§ **Task item**
An exact copy of the records is required, minus the pictures they hold.

Stored entries:
-*-
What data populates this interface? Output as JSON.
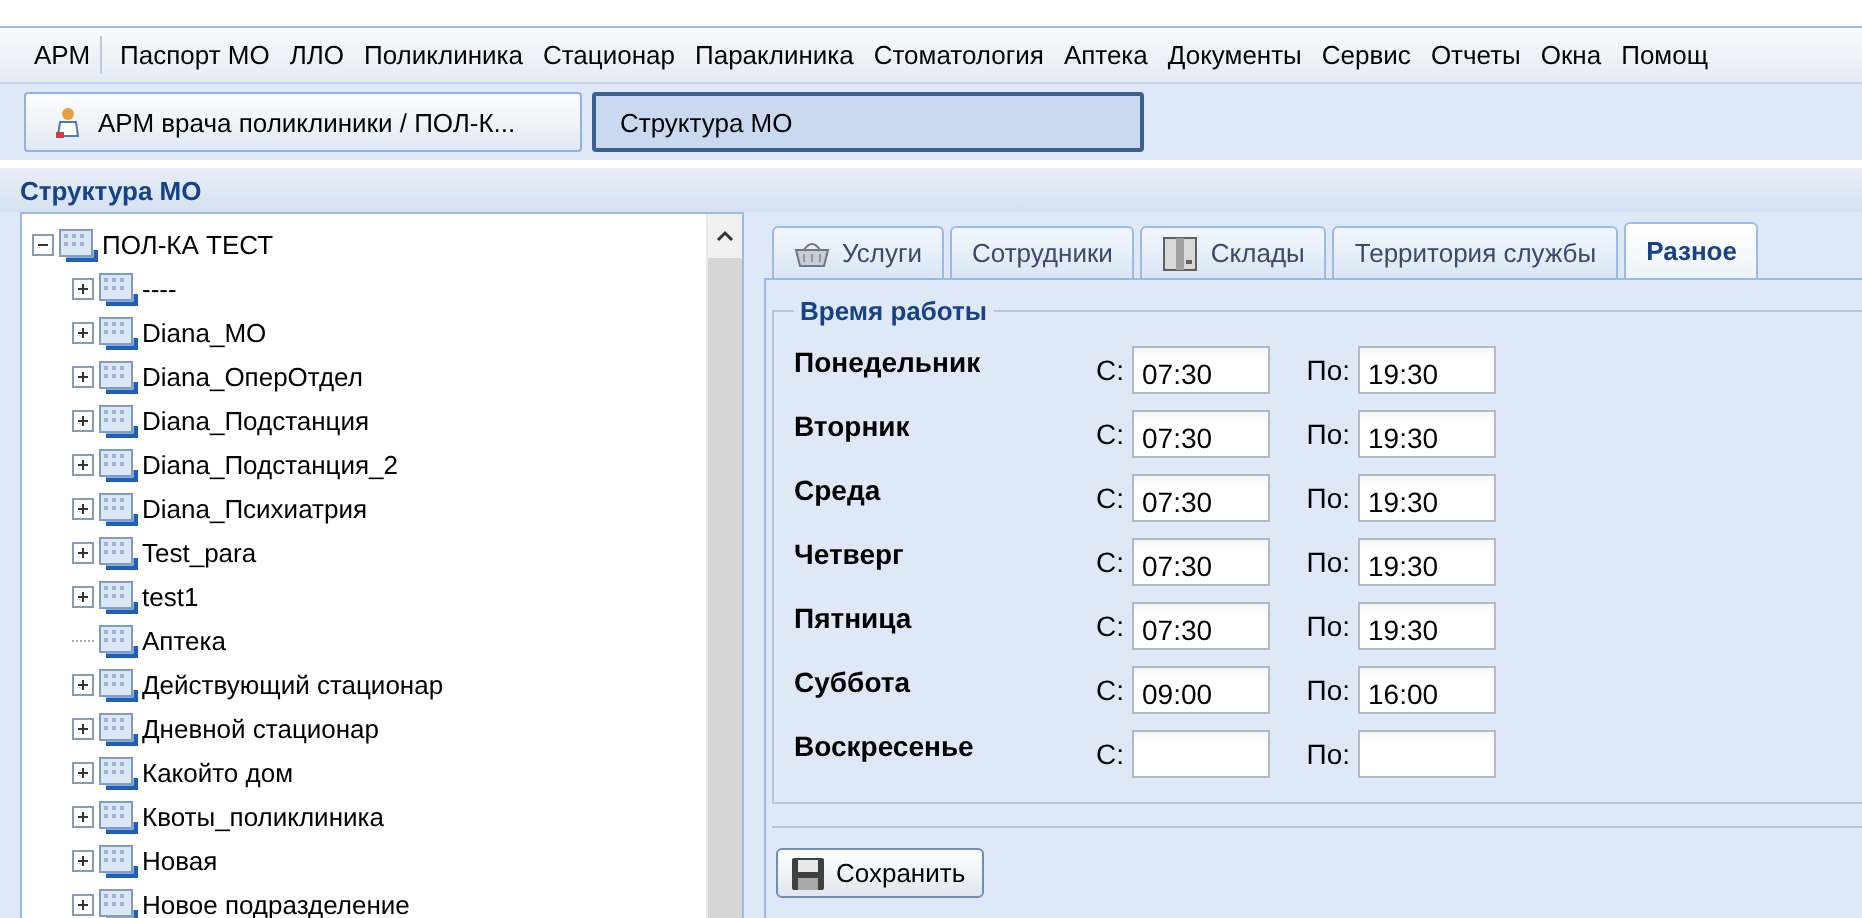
{
  "menu": [
    {
      "label": "АРМ"
    },
    {
      "label": "Паспорт МО"
    },
    {
      "label": "ЛЛО"
    },
    {
      "label": "Поликлиника"
    },
    {
      "label": "Стационар"
    },
    {
      "label": "Параклиника"
    },
    {
      "label": "Стоматология"
    },
    {
      "label": "Аптека"
    },
    {
      "label": "Документы"
    },
    {
      "label": "Сервис"
    },
    {
      "label": "Отчеты"
    },
    {
      "label": "Окна"
    },
    {
      "label": "Помощ"
    }
  ],
  "windows": [
    {
      "label": "АРМ врача поликлиники / ПОЛ-К...",
      "kind": "doctor",
      "selected": false
    },
    {
      "label": "Структура МО",
      "kind": "plain",
      "selected": true
    }
  ],
  "panel_title": "Структура МО",
  "tree": {
    "label": "ПОЛ-КА ТЕСТ",
    "expanded": true,
    "children": [
      {
        "label": "----",
        "expandable": true
      },
      {
        "label": "Diana_МО",
        "expandable": true
      },
      {
        "label": "Diana_ОперОтдел",
        "expandable": true
      },
      {
        "label": "Diana_Подстанция",
        "expandable": true
      },
      {
        "label": "Diana_Подстанция_2",
        "expandable": true
      },
      {
        "label": "Diana_Психиатрия",
        "expandable": true
      },
      {
        "label": "Test_para",
        "expandable": true
      },
      {
        "label": "test1",
        "expandable": true
      },
      {
        "label": "Аптека",
        "expandable": false
      },
      {
        "label": "Действующий стационар",
        "expandable": true
      },
      {
        "label": "Дневной стационар",
        "expandable": true
      },
      {
        "label": "Какойто дом",
        "expandable": true
      },
      {
        "label": "Квоты_поликлиника",
        "expandable": true
      },
      {
        "label": "Новая",
        "expandable": true
      },
      {
        "label": "Новое подразделение",
        "expandable": true
      }
    ]
  },
  "tabs": [
    {
      "label": "Услуги",
      "kind": "basket",
      "selected": false
    },
    {
      "label": "Сотрудники",
      "kind": "plain",
      "selected": false
    },
    {
      "label": "Склады",
      "kind": "box",
      "selected": false
    },
    {
      "label": "Территория службы",
      "kind": "plain",
      "selected": false
    },
    {
      "label": "Разное",
      "kind": "plain",
      "selected": true
    }
  ],
  "section_title": "Время работы",
  "schedule": [
    {
      "day": "Понедельник",
      "from_label": "С:",
      "from": "07:30",
      "to_label": "По:",
      "to": "19:30"
    },
    {
      "day": "Вторник",
      "from_label": "С:",
      "from": "07:30",
      "to_label": "По:",
      "to": "19:30"
    },
    {
      "day": "Среда",
      "from_label": "С:",
      "from": "07:30",
      "to_label": "По:",
      "to": "19:30"
    },
    {
      "day": "Четверг",
      "from_label": "С:",
      "from": "07:30",
      "to_label": "По:",
      "to": "19:30"
    },
    {
      "day": "Пятница",
      "from_label": "С:",
      "from": "07:30",
      "to_label": "По:",
      "to": "19:30"
    },
    {
      "day": "Суббота",
      "from_label": "С:",
      "from": "09:00",
      "to_label": "По:",
      "to": "16:00"
    },
    {
      "day": "Воскресенье",
      "from_label": "С:",
      "to_label": "По:"
    }
  ],
  "save_button": "Сохранить"
}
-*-
§ **Solved exercise**
What data populates this interface? Output as JSON.
{
  "menu": [
    {
      "label": "АРМ"
    },
    {
      "label": "Паспорт МО"
    },
    {
      "label": "ЛЛО"
    },
    {
      "label": "Поликлиника"
    },
    {
      "label": "Стационар"
    },
    {
      "label": "Параклиника"
    },
    {
      "label": "Стоматология"
    },
    {
      "label": "Аптека"
    },
    {
      "label": "Документы"
    },
    {
      "label": "Сервис"
    },
    {
      "label": "Отчеты"
    },
    {
      "label": "Окна"
    },
    {
      "label": "Помощ"
    }
  ],
  "windows": [
    {
      "label": "АРМ врача поликлиники / ПОЛ-К...",
      "kind": "doctor",
      "selected": false
    },
    {
      "label": "Структура МО",
      "kind": "plain",
      "selected": true
    }
  ],
  "panel_title": "Структура МО",
  "tree": {
    "label": "ПОЛ-КА ТЕСТ",
    "expanded": true,
    "children": [
      {
        "label": "----",
        "expandable": true
      },
      {
        "label": "Diana_МО",
        "expandable": true
      },
      {
        "label": "Diana_ОперОтдел",
        "expandable": true
      },
      {
        "label": "Diana_Подстанция",
        "expandable": true
      },
      {
        "label": "Diana_Подстанция_2",
        "expandable": true
      },
      {
        "label": "Diana_Психиатрия",
        "expandable": true
      },
      {
        "label": "Test_para",
        "expandable": true
      },
      {
        "label": "test1",
        "expandable": true
      },
      {
        "label": "Аптека",
        "expandable": false
      },
      {
        "label": "Действующий стационар",
        "expandable": true
      },
      {
        "label": "Дневной стационар",
        "expandable": true
      },
      {
        "label": "Какойто дом",
        "expandable": true
      },
      {
        "label": "Квоты_поликлиника",
        "expandable": true
      },
      {
        "label": "Новая",
        "expandable": true
      },
      {
        "label": "Новое подразделение",
        "expandable": true
      }
    ]
  },
  "tabs": [
    {
      "label": "Услуги",
      "kind": "basket",
      "selected": false
    },
    {
      "label": "Сотрудники",
      "kind": "plain",
      "selected": false
    },
    {
      "label": "Склады",
      "kind": "box",
      "selected": false
    },
    {
      "label": "Территория службы",
      "kind": "plain",
      "selected": false
    },
    {
      "label": "Разное",
      "kind": "plain",
      "selected": true
    }
  ],
  "section_title": "Время работы",
  "schedule": [
    {
      "day": "Понедельник",
      "from_label": "С:",
      "from": "07:30",
      "to_label": "По:",
      "to": "19:30"
    },
    {
      "day": "Вторник",
      "from_label": "С:",
      "from": "07:30",
      "to_label": "По:",
      "to": "19:30"
    },
    {
      "day": "Среда",
      "from_label": "С:",
      "from": "07:30",
      "to_label": "По:",
      "to": "19:30"
    },
    {
      "day": "Четверг",
      "from_label": "С:",
      "from": "07:30",
      "to_label": "По:",
      "to": "19:30"
    },
    {
      "day": "Пятница",
      "from_label": "С:",
      "from": "07:30",
      "to_label": "По:",
      "to": "19:30"
    },
    {
      "day": "Суббота",
      "from_label": "С:",
      "from": "09:00",
      "to_label": "По:",
      "to": "16:00"
    },
    {
      "day": "Воскресенье",
      "from_label": "С:",
      "to_label": "По:"
    }
  ],
  "save_button": "Сохранить"
}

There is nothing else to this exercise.